◆ **Directions**
Repeat the whole listing exactly.

▬▬▬▬▬▬

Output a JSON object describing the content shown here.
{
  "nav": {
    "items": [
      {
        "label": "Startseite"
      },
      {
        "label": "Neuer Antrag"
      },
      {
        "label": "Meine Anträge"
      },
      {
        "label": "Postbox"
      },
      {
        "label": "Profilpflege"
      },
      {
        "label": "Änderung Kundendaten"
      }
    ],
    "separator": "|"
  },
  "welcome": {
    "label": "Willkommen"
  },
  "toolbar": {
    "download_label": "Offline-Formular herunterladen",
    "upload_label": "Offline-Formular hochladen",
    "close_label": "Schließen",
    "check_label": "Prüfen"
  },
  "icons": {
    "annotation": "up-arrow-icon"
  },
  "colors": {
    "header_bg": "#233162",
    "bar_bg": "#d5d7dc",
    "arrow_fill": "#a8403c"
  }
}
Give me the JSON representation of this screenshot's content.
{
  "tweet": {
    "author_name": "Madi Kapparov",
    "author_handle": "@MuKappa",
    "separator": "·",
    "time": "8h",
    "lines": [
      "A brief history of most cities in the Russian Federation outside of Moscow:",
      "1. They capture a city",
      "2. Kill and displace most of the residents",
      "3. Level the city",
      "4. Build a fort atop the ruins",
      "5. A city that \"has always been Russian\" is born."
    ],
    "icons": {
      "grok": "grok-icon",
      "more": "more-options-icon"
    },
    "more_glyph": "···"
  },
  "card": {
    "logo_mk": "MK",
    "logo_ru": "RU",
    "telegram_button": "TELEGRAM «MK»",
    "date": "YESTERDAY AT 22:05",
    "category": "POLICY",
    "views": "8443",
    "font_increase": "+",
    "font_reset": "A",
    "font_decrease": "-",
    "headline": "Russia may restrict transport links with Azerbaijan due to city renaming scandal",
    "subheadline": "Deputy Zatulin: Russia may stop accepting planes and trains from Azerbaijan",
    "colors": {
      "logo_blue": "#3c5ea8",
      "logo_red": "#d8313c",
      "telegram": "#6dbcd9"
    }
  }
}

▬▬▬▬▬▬

◆ **Output of the exercise**
Output a JSON object describing the content shown here.
{
  "nav": {
    "items": [
      {
        "label": "Startseite"
      },
      {
        "label": "Neuer Antrag"
      },
      {
        "label": "Meine Anträge"
      },
      {
        "label": "Postbox"
      },
      {
        "label": "Profilpflege"
      },
      {
        "label": "Änderung Kundendaten"
      }
    ],
    "separator": "|"
  },
  "welcome": {
    "label": "Willkommen"
  },
  "toolbar": {
    "download_label": "Offline-Formular herunterladen",
    "upload_label": "Offline-Formular hochladen",
    "close_label": "Schließen",
    "check_label": "Prüfen"
  },
  "icons": {
    "annotation": "up-arrow-icon"
  },
  "colors": {
    "header_bg": "#233162",
    "bar_bg": "#d5d7dc",
    "arrow_fill": "#a8403c"
  }
}
Give me the JSON representation of this screenshot's content.
{
  "tweet": {
    "author_name": "Madi Kapparov",
    "author_handle": "@MuKappa",
    "separator": "·",
    "time": "8h",
    "lines": [
      "A brief history of most cities in the Russian Federation outside of Moscow:",
      "1. They capture a city",
      "2. Kill and displace most of the residents",
      "3. Level the city",
      "4. Build a fort atop the ruins",
      "5. A city that \"has always been Russian\" is born."
    ],
    "icons": {
      "grok": "grok-icon",
      "more": "more-options-icon"
    },
    "more_glyph": "···"
  },
  "card": {
    "logo_mk": "MK",
    "logo_ru": "RU",
    "telegram_button": "TELEGRAM «MK»",
    "date": "YESTERDAY AT 22:05",
    "category": "POLICY",
    "views": "8443",
    "font_increase": "+",
    "font_reset": "A",
    "font_decrease": "-",
    "headline": "Russia may restrict transport links with Azerbaijan due to city renaming scandal",
    "subheadline": "Deputy Zatulin: Russia may stop accepting planes and trains from Azerbaijan",
    "colors": {
      "logo_blue": "#3c5ea8",
      "logo_red": "#d8313c",
      "telegram": "#6dbcd9"
    }
  }
}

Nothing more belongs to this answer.